§ DIRECTIONS FOR THIS TASK:
Among the entries below, find all lines that include "rows" and copy them.

§ Collected data:
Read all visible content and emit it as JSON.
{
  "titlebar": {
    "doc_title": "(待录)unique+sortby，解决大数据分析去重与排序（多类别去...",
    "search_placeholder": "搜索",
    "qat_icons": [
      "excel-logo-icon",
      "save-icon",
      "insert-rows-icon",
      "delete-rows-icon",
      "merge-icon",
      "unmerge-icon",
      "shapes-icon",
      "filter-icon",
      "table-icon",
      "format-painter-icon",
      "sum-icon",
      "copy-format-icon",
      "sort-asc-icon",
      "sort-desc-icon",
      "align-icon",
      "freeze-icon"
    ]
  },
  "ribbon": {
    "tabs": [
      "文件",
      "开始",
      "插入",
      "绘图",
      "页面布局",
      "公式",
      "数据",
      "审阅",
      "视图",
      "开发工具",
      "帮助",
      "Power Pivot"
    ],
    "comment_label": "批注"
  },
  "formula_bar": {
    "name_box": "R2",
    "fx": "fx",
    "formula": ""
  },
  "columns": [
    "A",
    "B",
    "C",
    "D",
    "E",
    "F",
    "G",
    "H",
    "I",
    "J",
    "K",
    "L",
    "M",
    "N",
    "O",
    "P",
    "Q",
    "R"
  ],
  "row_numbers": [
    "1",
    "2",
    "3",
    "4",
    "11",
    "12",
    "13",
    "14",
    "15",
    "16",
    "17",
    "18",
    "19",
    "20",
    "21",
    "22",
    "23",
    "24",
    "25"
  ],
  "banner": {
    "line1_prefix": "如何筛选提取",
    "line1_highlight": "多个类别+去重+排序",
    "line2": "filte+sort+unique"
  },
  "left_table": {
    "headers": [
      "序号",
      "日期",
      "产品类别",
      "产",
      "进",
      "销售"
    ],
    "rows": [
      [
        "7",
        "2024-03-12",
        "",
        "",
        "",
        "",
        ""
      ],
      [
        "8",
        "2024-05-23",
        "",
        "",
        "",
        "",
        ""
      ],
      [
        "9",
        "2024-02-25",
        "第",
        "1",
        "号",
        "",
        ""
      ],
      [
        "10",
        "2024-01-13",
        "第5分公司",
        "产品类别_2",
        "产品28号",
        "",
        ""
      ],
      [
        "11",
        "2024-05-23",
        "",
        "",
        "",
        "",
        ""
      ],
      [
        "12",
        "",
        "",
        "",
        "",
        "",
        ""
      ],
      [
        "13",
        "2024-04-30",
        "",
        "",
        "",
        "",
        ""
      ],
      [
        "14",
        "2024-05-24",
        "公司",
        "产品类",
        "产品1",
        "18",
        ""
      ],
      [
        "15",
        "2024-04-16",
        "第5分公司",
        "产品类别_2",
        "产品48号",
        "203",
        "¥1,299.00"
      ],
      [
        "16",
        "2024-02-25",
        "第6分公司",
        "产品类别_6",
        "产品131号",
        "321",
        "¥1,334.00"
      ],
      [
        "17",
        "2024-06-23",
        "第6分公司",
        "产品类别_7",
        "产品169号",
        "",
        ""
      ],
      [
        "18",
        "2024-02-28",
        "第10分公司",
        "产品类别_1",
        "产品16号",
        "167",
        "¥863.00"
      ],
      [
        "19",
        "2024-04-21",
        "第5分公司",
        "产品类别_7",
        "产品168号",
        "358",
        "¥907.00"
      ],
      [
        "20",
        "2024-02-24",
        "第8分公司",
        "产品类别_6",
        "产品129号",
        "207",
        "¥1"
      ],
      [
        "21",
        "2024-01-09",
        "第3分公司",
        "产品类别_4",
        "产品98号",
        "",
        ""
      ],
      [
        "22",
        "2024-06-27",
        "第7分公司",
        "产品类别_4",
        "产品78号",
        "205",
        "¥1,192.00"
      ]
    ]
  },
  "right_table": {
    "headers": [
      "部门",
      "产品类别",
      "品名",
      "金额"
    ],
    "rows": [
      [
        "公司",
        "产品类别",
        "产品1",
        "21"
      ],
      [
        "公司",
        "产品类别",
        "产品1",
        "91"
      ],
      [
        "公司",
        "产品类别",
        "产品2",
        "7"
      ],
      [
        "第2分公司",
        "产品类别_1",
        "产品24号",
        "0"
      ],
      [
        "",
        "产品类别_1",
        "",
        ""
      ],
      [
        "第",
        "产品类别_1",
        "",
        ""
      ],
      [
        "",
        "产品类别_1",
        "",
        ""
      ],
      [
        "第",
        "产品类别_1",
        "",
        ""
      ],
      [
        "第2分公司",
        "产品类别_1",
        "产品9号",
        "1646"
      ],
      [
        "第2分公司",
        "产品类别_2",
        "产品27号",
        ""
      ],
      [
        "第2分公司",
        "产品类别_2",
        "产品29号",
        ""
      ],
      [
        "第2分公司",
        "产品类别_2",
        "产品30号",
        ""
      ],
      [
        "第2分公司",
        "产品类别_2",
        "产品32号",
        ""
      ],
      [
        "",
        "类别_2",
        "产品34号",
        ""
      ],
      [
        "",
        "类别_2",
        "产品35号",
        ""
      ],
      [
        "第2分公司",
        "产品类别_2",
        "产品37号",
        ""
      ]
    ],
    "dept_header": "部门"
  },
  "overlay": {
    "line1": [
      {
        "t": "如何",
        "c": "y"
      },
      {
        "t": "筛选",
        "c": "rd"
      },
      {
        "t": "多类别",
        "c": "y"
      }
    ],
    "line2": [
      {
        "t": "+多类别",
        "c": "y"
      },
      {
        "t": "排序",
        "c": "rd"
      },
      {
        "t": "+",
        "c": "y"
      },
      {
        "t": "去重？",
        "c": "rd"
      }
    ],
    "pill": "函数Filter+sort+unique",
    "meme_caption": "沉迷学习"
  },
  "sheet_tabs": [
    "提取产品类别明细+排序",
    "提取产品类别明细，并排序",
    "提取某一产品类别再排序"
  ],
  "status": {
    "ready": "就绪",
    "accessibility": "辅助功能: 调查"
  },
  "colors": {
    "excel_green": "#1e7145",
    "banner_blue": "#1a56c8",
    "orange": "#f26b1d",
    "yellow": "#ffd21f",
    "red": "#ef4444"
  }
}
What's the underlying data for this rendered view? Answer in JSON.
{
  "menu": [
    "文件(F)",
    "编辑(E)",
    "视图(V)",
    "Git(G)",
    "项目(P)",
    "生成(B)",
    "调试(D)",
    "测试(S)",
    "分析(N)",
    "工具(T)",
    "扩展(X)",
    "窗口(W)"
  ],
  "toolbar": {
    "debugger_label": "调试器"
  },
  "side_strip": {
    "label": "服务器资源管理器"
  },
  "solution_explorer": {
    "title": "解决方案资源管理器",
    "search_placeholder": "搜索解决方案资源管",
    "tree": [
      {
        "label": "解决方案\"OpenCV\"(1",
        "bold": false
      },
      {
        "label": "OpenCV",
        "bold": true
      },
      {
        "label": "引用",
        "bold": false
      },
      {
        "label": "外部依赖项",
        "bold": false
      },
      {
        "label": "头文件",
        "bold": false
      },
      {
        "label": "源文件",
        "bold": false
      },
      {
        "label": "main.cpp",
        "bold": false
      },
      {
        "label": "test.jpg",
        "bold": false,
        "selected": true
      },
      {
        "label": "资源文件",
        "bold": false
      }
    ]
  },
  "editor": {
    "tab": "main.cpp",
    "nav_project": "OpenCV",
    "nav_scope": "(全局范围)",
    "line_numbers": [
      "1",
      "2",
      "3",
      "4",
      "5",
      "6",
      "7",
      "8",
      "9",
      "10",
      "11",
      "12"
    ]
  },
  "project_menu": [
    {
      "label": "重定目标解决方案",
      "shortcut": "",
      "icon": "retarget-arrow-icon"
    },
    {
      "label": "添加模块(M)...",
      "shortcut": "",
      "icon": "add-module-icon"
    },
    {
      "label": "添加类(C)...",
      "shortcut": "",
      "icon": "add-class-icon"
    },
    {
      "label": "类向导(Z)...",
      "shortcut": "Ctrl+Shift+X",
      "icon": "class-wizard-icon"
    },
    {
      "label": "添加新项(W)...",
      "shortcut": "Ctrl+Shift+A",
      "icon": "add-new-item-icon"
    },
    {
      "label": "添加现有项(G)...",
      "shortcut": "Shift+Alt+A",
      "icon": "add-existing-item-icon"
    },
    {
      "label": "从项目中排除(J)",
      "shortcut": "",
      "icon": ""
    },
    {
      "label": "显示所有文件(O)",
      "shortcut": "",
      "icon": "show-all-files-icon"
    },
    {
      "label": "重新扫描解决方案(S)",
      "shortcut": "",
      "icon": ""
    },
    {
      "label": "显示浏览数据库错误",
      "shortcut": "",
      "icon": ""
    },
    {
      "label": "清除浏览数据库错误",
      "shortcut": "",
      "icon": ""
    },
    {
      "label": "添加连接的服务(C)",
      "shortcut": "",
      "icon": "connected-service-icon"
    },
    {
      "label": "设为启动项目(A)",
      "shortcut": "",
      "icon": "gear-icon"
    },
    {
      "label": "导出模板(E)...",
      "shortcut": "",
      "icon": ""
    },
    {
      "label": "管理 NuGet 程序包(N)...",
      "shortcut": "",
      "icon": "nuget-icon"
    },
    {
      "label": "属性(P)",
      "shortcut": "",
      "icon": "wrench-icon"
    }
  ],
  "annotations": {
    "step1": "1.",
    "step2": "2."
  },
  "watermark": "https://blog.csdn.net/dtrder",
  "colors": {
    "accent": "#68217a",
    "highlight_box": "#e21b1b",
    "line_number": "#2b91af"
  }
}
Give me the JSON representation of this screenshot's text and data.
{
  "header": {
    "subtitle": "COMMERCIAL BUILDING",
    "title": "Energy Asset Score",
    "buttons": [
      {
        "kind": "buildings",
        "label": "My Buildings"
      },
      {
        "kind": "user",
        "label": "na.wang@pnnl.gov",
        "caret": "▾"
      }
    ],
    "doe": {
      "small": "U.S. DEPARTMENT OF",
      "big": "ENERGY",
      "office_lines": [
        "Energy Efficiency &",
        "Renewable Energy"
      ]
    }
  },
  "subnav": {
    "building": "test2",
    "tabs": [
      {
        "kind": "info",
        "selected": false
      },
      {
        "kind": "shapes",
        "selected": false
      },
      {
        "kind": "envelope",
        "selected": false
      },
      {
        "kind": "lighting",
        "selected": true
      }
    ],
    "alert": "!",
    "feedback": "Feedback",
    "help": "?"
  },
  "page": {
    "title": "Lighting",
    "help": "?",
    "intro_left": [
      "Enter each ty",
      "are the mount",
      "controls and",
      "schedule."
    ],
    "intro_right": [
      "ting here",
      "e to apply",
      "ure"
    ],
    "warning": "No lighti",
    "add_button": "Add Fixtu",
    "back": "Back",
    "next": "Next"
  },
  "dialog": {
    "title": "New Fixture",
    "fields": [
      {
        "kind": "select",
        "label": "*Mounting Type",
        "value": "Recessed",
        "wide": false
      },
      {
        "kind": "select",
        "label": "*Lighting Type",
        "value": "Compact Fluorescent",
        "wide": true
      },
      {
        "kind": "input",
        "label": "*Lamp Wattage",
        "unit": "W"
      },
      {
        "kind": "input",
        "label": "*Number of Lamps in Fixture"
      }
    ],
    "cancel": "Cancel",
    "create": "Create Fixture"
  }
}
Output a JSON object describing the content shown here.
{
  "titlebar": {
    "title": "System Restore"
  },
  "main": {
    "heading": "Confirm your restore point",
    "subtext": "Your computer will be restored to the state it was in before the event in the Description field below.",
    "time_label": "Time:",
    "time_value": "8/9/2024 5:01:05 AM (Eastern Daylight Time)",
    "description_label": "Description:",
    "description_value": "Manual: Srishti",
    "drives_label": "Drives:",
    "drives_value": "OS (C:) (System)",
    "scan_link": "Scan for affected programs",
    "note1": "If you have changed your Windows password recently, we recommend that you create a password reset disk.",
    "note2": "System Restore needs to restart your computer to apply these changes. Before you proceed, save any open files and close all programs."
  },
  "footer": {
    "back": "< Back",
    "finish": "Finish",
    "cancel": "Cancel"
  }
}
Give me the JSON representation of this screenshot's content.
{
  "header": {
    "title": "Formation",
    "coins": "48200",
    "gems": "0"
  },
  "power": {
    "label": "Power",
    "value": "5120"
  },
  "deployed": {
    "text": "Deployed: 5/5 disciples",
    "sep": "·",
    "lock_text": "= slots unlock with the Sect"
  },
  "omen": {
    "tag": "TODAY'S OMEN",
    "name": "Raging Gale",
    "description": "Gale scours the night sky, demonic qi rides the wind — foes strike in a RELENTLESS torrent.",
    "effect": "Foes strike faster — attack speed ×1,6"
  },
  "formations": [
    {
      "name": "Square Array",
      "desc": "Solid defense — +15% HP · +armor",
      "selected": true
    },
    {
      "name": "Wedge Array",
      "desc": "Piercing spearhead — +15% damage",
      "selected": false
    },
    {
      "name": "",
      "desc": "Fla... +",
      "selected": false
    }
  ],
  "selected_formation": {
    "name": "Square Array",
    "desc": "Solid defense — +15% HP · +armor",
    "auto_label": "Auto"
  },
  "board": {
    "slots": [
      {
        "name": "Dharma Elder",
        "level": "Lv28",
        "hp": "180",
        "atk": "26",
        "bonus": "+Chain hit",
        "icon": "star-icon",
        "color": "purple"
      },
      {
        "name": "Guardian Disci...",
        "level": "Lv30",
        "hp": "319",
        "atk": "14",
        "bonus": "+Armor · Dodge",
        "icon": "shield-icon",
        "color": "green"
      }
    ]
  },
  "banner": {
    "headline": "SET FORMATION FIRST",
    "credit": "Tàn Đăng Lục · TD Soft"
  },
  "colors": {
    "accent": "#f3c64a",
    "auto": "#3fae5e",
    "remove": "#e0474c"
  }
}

§ TASK OUTPUT:
      "insert-rows-icon",
      "delete-rows-icon",
    "rows": [
    "rows": [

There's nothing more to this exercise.